Robert would have loved people who did not know his work to still start reading it now. He would have loved it more if his work remained influential in practical politics; both in the struggle against the existing structures of material injustice but simultaneously in vigilance against those who are prepared to tear everything down, as if there is nothing in the contemporary world worth anything, and as though liberty can be built from air, later, simply by an effort of the will. This last insight drove his despair about Brexit and about the self-infantilising anger of populism more generally. His commitment to European sociology, to the ESA, was rooted in a commitment to the possibility of a cosmopolitan, self-critical Europe.
Robert was a friend, mentor and a great inspiration for us in many ways. He was certainly a very present and engaging person who will be deeply missed.
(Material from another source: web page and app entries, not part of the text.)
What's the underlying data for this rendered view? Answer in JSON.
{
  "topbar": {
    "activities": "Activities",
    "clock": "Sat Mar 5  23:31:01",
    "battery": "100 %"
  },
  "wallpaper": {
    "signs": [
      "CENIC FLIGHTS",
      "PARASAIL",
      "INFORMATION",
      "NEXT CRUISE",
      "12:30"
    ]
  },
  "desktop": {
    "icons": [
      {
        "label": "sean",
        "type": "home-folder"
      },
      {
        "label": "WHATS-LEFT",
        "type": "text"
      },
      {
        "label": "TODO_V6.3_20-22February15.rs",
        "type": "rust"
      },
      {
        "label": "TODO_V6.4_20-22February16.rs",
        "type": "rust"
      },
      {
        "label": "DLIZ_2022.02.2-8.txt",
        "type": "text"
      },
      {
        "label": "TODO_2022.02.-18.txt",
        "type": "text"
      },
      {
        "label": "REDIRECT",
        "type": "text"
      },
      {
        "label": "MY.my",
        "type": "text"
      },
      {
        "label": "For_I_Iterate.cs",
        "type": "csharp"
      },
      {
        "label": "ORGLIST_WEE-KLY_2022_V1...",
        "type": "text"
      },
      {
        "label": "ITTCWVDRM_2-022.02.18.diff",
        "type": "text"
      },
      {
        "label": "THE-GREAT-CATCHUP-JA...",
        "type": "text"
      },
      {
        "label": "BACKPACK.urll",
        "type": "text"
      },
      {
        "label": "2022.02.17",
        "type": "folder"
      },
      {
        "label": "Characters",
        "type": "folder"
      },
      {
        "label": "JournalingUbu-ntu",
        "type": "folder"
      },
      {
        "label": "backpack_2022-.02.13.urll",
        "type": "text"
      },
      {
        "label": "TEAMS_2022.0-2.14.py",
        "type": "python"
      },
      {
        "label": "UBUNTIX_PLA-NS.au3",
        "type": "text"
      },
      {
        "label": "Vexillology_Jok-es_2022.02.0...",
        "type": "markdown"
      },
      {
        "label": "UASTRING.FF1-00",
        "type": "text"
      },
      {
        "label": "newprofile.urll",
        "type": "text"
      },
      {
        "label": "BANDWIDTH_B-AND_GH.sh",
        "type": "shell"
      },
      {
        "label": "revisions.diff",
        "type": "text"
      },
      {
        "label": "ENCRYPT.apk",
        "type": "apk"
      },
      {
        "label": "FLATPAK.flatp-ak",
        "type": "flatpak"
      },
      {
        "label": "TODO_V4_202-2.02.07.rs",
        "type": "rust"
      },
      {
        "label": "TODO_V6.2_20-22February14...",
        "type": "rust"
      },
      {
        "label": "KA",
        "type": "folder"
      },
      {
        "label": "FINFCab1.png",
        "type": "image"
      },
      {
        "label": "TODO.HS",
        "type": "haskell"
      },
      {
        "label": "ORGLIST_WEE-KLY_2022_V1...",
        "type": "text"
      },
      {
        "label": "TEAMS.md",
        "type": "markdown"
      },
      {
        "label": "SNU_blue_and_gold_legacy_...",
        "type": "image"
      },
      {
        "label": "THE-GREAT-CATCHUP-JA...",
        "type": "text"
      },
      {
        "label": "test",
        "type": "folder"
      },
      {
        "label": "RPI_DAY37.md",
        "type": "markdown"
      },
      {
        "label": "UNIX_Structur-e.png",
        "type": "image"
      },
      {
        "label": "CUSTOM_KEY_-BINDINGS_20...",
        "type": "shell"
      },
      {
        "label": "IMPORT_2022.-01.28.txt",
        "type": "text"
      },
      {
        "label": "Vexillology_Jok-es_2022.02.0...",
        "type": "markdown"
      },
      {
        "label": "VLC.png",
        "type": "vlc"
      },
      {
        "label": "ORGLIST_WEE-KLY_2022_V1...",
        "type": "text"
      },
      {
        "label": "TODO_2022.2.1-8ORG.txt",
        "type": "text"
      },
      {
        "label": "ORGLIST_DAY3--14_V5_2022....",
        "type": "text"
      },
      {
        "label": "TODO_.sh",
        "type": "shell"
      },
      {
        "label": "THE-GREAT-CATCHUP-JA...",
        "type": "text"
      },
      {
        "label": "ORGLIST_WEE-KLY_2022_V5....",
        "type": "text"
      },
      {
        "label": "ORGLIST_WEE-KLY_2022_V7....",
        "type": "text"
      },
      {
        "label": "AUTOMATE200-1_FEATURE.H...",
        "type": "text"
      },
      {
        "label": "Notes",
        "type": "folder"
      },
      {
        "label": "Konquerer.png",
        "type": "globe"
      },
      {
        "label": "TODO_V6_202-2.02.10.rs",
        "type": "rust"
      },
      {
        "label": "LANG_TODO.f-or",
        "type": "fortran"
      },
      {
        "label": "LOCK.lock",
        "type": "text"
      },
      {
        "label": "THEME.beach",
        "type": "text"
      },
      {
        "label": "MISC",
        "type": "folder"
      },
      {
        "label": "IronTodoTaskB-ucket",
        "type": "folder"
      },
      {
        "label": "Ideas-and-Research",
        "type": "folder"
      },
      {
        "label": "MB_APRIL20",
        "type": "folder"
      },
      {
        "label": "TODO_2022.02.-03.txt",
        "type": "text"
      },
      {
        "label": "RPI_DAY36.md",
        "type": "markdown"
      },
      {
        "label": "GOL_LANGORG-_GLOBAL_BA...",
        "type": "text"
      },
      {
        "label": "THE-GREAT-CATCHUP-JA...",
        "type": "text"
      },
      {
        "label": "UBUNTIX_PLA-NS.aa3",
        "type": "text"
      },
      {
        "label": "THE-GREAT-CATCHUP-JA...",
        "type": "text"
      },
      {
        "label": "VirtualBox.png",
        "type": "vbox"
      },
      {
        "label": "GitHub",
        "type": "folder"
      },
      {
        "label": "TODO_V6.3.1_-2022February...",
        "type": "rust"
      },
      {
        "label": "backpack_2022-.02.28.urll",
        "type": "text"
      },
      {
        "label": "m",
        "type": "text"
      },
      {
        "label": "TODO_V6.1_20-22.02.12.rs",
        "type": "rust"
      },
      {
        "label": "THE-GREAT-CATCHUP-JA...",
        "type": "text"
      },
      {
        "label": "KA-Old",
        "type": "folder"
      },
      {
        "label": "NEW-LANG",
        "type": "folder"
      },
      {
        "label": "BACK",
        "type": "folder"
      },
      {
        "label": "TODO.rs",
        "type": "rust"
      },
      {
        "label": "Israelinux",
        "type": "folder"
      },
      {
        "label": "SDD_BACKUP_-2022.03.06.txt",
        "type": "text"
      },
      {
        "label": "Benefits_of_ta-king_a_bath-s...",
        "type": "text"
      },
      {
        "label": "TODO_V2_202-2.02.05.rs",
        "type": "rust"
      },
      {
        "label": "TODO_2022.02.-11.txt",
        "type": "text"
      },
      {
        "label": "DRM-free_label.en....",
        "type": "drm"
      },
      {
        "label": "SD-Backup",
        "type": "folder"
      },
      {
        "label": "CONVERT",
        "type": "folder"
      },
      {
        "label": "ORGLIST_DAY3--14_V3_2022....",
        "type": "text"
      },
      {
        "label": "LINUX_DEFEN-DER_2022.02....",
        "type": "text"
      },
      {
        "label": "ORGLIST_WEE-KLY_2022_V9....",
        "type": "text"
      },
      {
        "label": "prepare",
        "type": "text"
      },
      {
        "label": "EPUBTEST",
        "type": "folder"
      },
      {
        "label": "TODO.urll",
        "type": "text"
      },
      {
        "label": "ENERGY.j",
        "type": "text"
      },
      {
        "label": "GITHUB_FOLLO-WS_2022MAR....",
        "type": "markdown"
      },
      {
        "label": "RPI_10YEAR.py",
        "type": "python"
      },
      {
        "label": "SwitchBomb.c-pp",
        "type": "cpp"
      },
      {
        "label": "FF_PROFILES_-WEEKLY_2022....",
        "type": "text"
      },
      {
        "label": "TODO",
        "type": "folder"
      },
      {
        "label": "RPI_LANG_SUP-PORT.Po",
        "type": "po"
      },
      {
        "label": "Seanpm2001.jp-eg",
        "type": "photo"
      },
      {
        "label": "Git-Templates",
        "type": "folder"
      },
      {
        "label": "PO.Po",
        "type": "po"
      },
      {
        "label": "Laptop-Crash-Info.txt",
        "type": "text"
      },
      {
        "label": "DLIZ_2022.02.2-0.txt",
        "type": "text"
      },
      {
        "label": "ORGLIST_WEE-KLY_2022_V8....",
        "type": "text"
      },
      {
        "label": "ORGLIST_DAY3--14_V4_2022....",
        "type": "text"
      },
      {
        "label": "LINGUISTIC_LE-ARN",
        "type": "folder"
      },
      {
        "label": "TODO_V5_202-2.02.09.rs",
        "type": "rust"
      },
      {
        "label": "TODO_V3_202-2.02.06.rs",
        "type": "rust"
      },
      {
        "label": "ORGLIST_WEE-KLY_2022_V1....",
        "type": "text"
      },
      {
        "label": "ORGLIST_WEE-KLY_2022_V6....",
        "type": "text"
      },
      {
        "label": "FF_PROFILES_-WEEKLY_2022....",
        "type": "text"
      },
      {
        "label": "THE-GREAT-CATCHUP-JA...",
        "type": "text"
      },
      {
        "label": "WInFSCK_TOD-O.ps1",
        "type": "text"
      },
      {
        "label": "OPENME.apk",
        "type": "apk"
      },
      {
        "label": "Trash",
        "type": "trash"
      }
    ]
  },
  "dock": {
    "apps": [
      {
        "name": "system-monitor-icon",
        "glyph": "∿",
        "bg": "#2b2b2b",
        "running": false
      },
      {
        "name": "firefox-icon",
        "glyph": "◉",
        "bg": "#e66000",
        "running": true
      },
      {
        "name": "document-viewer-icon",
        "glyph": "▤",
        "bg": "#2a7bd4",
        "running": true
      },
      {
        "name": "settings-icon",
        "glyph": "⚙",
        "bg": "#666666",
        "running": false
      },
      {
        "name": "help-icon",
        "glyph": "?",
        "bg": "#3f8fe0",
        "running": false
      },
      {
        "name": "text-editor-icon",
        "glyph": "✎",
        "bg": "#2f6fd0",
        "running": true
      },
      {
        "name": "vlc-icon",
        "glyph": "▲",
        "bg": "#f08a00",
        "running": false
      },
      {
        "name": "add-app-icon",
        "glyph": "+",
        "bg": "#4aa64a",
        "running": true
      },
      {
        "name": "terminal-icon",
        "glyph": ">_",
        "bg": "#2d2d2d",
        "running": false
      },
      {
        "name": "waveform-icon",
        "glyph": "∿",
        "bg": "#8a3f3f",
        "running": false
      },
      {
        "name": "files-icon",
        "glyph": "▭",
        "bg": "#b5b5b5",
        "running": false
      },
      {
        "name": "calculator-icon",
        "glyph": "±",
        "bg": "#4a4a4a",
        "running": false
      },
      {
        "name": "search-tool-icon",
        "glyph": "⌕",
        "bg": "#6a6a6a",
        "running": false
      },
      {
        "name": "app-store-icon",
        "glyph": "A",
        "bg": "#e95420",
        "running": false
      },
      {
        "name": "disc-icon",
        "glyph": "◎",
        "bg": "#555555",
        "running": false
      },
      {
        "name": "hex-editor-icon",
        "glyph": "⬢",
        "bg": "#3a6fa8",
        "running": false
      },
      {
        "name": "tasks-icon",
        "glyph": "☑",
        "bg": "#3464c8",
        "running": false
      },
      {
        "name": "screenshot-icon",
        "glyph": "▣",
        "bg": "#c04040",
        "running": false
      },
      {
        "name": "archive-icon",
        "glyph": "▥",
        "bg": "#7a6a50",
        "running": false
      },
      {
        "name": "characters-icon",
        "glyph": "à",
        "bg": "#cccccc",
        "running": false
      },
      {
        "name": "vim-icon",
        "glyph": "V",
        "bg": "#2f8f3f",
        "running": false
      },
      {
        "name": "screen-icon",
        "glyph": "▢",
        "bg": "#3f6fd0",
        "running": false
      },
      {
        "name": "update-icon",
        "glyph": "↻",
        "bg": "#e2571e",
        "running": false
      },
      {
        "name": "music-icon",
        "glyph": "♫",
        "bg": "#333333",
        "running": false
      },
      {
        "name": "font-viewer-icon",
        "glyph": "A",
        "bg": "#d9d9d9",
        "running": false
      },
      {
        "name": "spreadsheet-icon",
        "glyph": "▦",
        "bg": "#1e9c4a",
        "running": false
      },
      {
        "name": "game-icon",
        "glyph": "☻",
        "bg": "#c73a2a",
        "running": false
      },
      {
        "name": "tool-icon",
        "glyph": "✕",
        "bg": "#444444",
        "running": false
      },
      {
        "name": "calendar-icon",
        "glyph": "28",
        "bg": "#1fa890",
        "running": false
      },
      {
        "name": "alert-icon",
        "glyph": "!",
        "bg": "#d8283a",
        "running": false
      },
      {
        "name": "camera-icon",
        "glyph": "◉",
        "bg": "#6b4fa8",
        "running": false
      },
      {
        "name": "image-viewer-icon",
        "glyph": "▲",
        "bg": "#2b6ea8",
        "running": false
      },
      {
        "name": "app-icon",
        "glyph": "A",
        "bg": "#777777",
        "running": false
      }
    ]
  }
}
We will try hard to make his spirit live on in our network.
 Robert Fine on doing the sociology of antisemitism (2012) in the The European Sociologist, issue 33, p. 4ff.
Picture copyright: Lydia Morris
Christine Achinger, Associate Professor of German Studies at the University of Warwick
Véronique Altglas, Lecturer in Sociology, Queen’s University Belfast
Claudine Attias-Donfut, Former Director of Research, associated to Edgar Morin Center, at CNRS (National Center for Scientific Research) and EHESS (High Studies in Social Sciences), Paris
Ben Gidley, Senior Lecturer in Sociology and Assistant Dean of Social Sciences, History and Philosophy at Birkbeck University of London
David Hirsh, Senior Lecturer in Sociology, Goldsmiths, University of London
Gunther Jikeli, Visiting Associate Professor, Justin M. Druck Family Scholar, Institute for the Study of Contemporary Antisemitism, Indiana University
David M. Seymour, Senior Lecturer, City Law School, City, University of London
Philip Spencer, Emeritus Professor in Holocaust and Genocide Studies, Kingston University, UK
Karin Stoegner, Visiting Professor at Goethe University Frankfurt, Adj. Professor of Sociology at the University of Vienna
Kim Robin Stoller, Chair of the board of directors, International Institute for Education and Research on Antisemitism (IIBSA), Berlin